Heads Up Concussion

What is a Concussion?

A concussion is a brain injury. Concussions are caused by a bump or blow to the head. Even a "ding," "getting your bell rung," or what seems to be a mild bump or blow to the head can be severe.Heads up Concussion

You can't see a concussion. A concussion's signs and symptoms can show up right aft the injury or may not appear or be noticed until days or weeks after the injury. If your child reports any concussion symptoms or if you notice the symptoms yourself, seek medical attention right away.

What are the signs and symptoms of a concussion?

Signs observed by parents or guardians -If your child has experienced and bump or blow to the head during a game or practice, look for any of the following signs and symptoms of a concussion:

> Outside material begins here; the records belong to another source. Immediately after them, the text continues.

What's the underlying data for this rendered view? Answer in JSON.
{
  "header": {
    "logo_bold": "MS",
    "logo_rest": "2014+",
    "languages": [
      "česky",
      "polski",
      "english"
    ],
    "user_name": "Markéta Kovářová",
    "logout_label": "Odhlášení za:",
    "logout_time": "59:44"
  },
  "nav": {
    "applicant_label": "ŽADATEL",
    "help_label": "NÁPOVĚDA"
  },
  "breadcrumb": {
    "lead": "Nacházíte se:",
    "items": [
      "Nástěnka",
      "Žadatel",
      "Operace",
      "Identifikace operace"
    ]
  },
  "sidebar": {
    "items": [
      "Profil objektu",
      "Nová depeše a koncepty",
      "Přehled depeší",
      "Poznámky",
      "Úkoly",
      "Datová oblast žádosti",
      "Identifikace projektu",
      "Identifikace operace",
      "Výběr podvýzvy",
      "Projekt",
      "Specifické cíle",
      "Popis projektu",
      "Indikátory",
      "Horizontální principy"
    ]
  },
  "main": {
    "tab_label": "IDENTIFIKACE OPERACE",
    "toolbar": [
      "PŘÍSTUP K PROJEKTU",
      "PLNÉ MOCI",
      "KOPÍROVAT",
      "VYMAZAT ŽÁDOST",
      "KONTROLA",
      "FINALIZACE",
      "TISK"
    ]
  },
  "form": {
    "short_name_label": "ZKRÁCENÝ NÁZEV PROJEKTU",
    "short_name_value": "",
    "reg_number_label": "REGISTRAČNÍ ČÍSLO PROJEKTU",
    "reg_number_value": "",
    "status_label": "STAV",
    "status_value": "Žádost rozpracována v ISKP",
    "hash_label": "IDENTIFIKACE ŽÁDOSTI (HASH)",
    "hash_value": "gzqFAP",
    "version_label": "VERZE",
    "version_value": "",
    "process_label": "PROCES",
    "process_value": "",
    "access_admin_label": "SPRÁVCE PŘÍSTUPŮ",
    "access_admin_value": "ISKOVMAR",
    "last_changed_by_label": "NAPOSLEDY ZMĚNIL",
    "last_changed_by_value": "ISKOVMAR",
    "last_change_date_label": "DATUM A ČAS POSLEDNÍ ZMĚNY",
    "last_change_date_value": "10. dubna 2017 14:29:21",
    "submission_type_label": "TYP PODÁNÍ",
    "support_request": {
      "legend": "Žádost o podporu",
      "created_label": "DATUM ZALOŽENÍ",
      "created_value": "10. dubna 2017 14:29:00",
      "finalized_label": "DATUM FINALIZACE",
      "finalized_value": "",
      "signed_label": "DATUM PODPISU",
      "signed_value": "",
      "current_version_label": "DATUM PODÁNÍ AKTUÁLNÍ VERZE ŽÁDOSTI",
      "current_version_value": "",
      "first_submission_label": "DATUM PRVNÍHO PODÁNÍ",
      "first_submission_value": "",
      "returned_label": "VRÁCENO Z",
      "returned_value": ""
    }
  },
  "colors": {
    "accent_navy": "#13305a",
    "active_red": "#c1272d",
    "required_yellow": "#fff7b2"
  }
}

  • Appears dazed or stunned
  • Is confused about assignment or position
  • Forgets an instruction
  • Is unsure of game, score, or opponent
  • Moves clumsily
  • Answers questions slowly
  • Loses consciousness (even briefly)
  • Show behavior or personality changes
  • Can't recall events prior to hit or fall
  • Can't  recall events after hit or fall

Symptoms reported by the athlete

  • Headache or "pressure" in head
  • Nausea or vomiting
  • Balance problems or dizziness
  • Double or blurry vision
  • Sensitivity to light or noise
  • Feeling sluggish, hazy, foggy, or groggy
  • concentration or memory problems
  • Confusion
  • Do not "feel right."

How can you help your child prevent a concussion?

Every sport is different, but children can take steps to protect themselves from concussions.

  • Ensure they follow the coach's rules for safety and rules of the sport
  • Encourage them to practice good sportsmanship at all times.

What should you do if you think your child has a concussion?

  1. Seek medical attention right away. A health care professional with knowledge in concussion management will be able to decide how severe the concussion is and when it is safe for your child to return to sports.
  2. Keep your child out of play. Concussions take time to heal. Don't let your child return to play on the same day the injury occurred and until a health care professional says it's ok. Children who return to play too soon-while the brain is still healing-risk a greater chance of a second concussion. Second or later, concussions can be severe. They can cause permanent brain damage, affecting your child for a lifetime.
  3. Tell your child's coach about any recent concussion. Coaches should know if your child had a recent concussion in any sport. Unless you tell the coach, your child's coach may not know about a concussion your child received in another sport or activity. 

Concussion Form